**Collected data:**
*** Begin section ***

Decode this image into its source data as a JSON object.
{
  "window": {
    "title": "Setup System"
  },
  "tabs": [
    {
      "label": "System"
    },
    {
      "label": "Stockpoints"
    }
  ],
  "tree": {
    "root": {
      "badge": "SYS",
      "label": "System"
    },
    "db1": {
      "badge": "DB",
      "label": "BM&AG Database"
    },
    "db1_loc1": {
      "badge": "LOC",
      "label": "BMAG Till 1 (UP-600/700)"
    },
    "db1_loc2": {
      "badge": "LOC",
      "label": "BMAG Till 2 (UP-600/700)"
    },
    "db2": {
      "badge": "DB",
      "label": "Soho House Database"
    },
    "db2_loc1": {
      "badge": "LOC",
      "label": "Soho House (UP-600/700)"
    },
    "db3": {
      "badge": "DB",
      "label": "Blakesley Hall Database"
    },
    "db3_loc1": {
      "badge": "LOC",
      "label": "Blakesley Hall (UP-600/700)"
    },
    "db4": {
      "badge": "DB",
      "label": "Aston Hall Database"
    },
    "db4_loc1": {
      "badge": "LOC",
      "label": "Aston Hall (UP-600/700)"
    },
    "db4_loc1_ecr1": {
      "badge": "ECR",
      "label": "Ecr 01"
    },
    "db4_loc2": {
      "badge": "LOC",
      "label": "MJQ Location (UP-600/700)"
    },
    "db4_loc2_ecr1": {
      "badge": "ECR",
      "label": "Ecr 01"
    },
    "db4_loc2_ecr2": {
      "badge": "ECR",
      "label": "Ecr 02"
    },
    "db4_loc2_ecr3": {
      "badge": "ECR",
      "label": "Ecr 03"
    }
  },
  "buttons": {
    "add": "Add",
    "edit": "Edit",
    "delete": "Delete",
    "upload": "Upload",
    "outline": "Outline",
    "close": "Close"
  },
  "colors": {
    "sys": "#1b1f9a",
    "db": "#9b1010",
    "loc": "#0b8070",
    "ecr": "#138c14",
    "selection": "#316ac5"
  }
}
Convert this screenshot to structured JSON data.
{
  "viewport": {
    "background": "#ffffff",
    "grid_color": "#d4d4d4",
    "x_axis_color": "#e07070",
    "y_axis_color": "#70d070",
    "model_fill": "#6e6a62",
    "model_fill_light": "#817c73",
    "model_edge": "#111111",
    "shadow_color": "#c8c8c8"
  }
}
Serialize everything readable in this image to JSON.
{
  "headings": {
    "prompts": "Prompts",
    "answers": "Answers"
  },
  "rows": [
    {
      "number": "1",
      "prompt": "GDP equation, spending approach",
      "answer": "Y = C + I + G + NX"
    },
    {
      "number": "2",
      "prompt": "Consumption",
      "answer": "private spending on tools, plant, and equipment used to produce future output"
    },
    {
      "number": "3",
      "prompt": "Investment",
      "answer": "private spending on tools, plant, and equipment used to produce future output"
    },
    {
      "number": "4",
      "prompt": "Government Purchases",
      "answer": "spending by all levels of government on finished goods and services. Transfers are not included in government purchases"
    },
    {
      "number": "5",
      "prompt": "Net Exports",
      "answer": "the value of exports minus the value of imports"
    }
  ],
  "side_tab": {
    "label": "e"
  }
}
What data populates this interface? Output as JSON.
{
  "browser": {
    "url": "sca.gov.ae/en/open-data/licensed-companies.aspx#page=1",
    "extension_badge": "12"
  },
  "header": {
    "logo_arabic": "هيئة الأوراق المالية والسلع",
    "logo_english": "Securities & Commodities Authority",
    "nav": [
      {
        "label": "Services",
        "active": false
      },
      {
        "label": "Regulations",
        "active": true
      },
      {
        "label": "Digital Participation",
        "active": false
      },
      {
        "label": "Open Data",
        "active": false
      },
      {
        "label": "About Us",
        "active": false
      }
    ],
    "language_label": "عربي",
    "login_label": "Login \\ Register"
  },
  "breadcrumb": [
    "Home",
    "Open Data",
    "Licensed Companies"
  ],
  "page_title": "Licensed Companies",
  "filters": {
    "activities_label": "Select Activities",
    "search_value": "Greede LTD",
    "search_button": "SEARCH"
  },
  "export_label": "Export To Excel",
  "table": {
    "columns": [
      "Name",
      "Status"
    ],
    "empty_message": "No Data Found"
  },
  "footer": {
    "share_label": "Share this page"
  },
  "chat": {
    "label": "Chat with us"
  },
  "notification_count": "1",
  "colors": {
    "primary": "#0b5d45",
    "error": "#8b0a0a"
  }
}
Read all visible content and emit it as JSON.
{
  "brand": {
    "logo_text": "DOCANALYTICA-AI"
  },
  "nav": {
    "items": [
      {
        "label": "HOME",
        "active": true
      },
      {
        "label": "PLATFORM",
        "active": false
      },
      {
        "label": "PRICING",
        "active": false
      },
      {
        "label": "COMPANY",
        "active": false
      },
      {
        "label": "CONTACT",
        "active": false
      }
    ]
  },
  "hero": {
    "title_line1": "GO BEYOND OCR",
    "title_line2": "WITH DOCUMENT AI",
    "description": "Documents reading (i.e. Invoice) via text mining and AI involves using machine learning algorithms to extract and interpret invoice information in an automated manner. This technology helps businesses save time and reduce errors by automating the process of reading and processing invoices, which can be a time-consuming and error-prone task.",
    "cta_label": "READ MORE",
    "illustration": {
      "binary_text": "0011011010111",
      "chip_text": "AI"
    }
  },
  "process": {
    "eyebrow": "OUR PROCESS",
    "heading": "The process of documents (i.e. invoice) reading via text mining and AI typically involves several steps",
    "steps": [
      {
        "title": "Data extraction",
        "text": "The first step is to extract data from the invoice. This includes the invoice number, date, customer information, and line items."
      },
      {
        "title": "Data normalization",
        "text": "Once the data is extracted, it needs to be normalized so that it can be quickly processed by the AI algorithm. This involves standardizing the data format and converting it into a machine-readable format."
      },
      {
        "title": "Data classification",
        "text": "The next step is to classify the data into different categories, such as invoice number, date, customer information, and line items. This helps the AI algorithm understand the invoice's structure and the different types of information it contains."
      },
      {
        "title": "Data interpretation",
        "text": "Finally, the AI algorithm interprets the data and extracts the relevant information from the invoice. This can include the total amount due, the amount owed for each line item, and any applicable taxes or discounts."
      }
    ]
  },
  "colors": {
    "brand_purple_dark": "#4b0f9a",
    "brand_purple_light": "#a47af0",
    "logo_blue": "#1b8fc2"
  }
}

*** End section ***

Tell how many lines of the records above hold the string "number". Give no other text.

**Solution:** 7